First Blood: Despite her still being around a few moments later, I am going to say Jennifer actually died five minutes in when the snowbeast rushed her.

Best Corpse: Has to be the ski patrolman who gets saved from falling off a cliff by having his skull grabbed and yanked.  And bonus points for reappearing almost half the movie later by falling out of the barn's loft.

Blood Type - D+: A made for tv movie, so the blood is almost nonexistant.  And the laughable snowbeast costume and fake bear don't help the score.

Sex Appeal: 1970s made for tv movie?  Sex what now?

Movie Review: Well, it has a story to tell, it moves from point A to point B and more without to much convolution and nonsense.  The biggest flaw of the movie is the amount of production errors.  I caught two, and know there's more I missed out on but others have seen.  Well, that and how padded the movie is with skiing and snowmobiling.  But that does give us some lovely scenery of snowy mountains, so I forgive it ever so slightly.  It's preferable than Lost Continent's infamous 'rock climbing' sequence where they waste time on a set.  We at least get to see real mountains and trees and snow.  The characters are likable, it's an okay story for what it is, but it's pretty straightforward too, so nothing to write home about.  Thoroughly average, making three out of five dead ski patrolmen.

Entertainment Value: And the movie is suitably fun.  The acting isn't terrible, and the effects are cheesy, so it's simple, goofy fun, but doesn't go overboard.  It's a fun peek at an okay 1970s monster movie.  And better made than anything from Scifi Channel's Saturday fare.  It was surprising how quietly likable the movie was, if you take it for what it is.  But still average, so three out of five ski poles.
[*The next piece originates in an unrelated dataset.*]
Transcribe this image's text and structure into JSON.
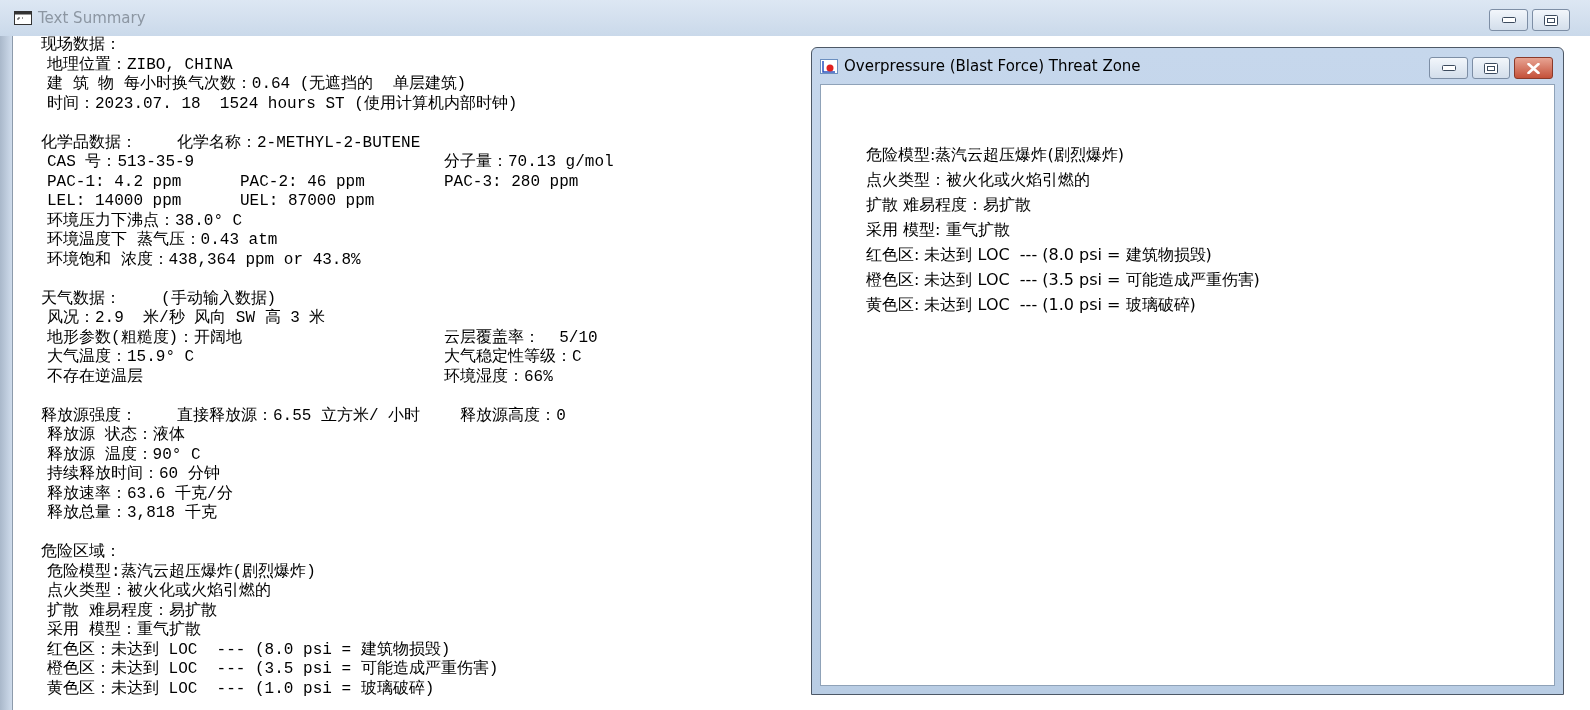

Seriously, more movies need to fade to red.  That's just plain awesome.